As a licensed Realtor, mortgage lender, or Title Company escrow officer, you see various real estate contract language that has you cringing. It also has you wondering WHY someone would structure a deal a certain way. Sometimes there is a direct intent, sometimes not. There are many ways to create transactions through language, but others that create not only confusion and stress for the parties involved. The other potential major issue is other “ramifications” down the road for the Realtor and/or clients.
It goes like this—the Title Company gets an addendum to the purchase contract stating the buyer agent has negotiated money ($1000, $5000, $10,000 etc) from the seller to be paid directly to a contractor (not the buyer) for repair work to be done on the home. Though real estate transactions are closed with this language there are right ways, and wrong (red flag) that have the Title Company (Fiduciary) making an ugly face. In this blog, I want to cover what this means for all parties and the correct way to close them. I also want to discuss how this can get the Realtor, his/her clients, and the contractor in hot water.
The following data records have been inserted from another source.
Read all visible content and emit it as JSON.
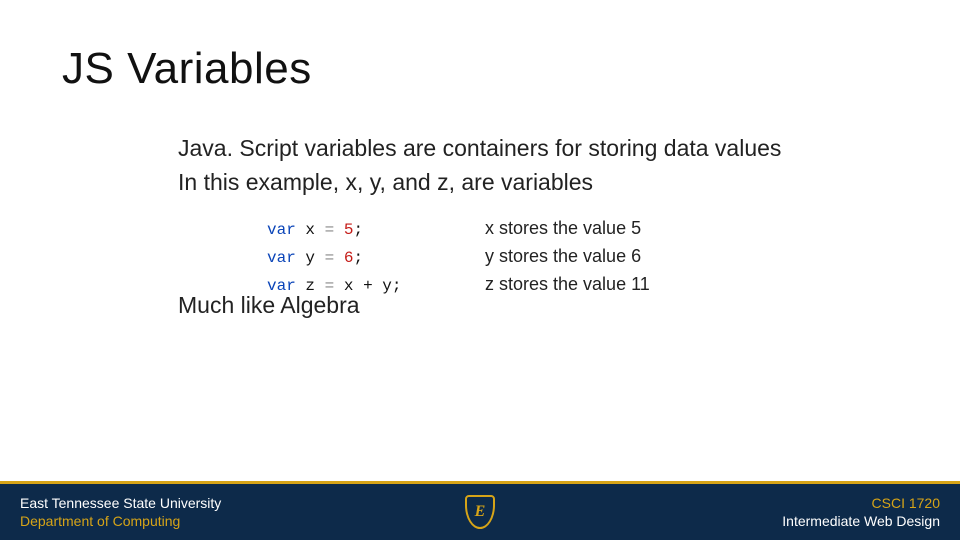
{
  "title": "JS Variables",
  "para1": "Java. Script variables are containers for storing data values",
  "para2": "In this example, x, y, and z, are variables",
  "para3": "Much like Algebra",
  "code": {
    "lines": [
      {
        "kw": "var",
        "name": "x",
        "eq": "=",
        "rhs_num": "5",
        "rhs_rest": ";",
        "explain": "x stores the value 5"
      },
      {
        "kw": "var",
        "name": "y",
        "eq": "=",
        "rhs_num": "6",
        "rhs_rest": ";",
        "explain": "y stores the value 6"
      },
      {
        "kw": "var",
        "name": "z",
        "eq": "=",
        "rhs_num": "",
        "rhs_rest": "x + y;",
        "explain": "z stores the value 11"
      }
    ]
  },
  "footer": {
    "left_line1": "East Tennessee State University",
    "left_line2": "Department of Computing",
    "right_line1": "CSCI 1720",
    "right_line2": "Intermediate Web Design",
    "logo_letter": "E"
  }
}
Why These are Headaches
As you can imagine, I’m creating this blog after having many stressful nights thinking about my client’s transactions and why they chose this route. I look at these deals as a way to get to the finish line, but instead of running directly to the end, the Realtor takes the most out of the way possible then kicks and screams to the end. As a neutral 3rd party to a transaction, yet the fiduciary, we play a role where we provide the “news” and offer solutions where needed. We also walk a thin line of telling a client how to run their business. Not easy…hence the stress.
When money is negotiated from a seller directly to a contractor for “work to be completed” there are hoops that now come into play.
- We need a W-9 form completed from the contractor and returned to the Title Company
- The contractor has to be licensed, bonded, and insured. A real person and company that exists
- A Lien Waiver has to be signed by the contractor as in the state of Virginia a contractor has 90 days after work is completed to file a lien against the home. The waiver protects the buyer as they want to own a home knowing they are protected from a lien being filed against it within 3 months of ownership. It protects the buyer agent as they are protecting their clients by having the waiver signed. And of course, it protects the Title Company. We aren’t going to issue clear Title on the home without it being signed.
- In most cases, mortgage lenders will NOT escrow the money as work is being completed. If the work is NOT completed before closing, we will need a “scope of work agreement” in place between the buyer and the contractor. If the work is set to be completed before closing, the agreement is usually not needed. The money is being paid directly to the contractor–$10,000 for example. What if the job is $4000? If you have hired a licensed contractor before, they send a proposal for their scope of work and you both agree to it. Same applies here. Then the deal closes, all parties part ways, and there is a Tile policy on the home. What happens to the leftover $6000? If a Realtor fights you on the scope of work agreement, that is a red flag.
The seller provides a credit or concession to the buyer in the amount of XYZ dollars and the numbers are disclosed on the CD. The buyer gets the money from the seller and hires his/her own contractor after closing and the work is completed to their satisfaction on their own timeline. Simple. Done. This makes the transaction very transparent and smooth. You can see how this simple solution is far easier than having a Realtor pick a contractor instead of the buyer and have the money paid directly to the contractor from the seller.
As a Realtor, if you are looking to structure real estate contract language this way, I would consult a Title attorney before submitting your offer. Our goal is to make things as smooth as possible for all parties, yet want to educate on the best route to closing. We want to avoid the Realtor kicking and screaming to the end after they have to jump through several necessary hoops to the finish line.
In my “real life scenario” with my client, it ended with him being very upset, especially when we told him that a scope of work agreement was needed between the buyer and contractor in order to close the deal. The reason he was upset still concerns me because I know what the true intention might have been without the agreement. I don’t even want to go there.
There is the real possibility that Realtor will never send us a deal again. With that said, the deal closed after everything mentioned above was completed, protecting everyone involved.
As a Title Company, our job is to solve problems and to report the news. We also need to make sure transactions are closed the right way that protects everyone involved. Hope this has been helpful and can be educational to Realtors in other markets as well.
Need help growing in 2019? Fill out the form below and tell me how I can help you! Make sure to SUBSCRIBE to my blog up top and check me out on YouTube!
Latest posts by DCTitleGuy (see all)
- The Real Estate Contract Language that Makes Title Companies Cringe - January 10, 2019
- Reasons Why You are Struggling in Title Insurance Sales - January 3, 2019
- Set These 3 Important Real Estate Goals in 2019 - December 7, 2018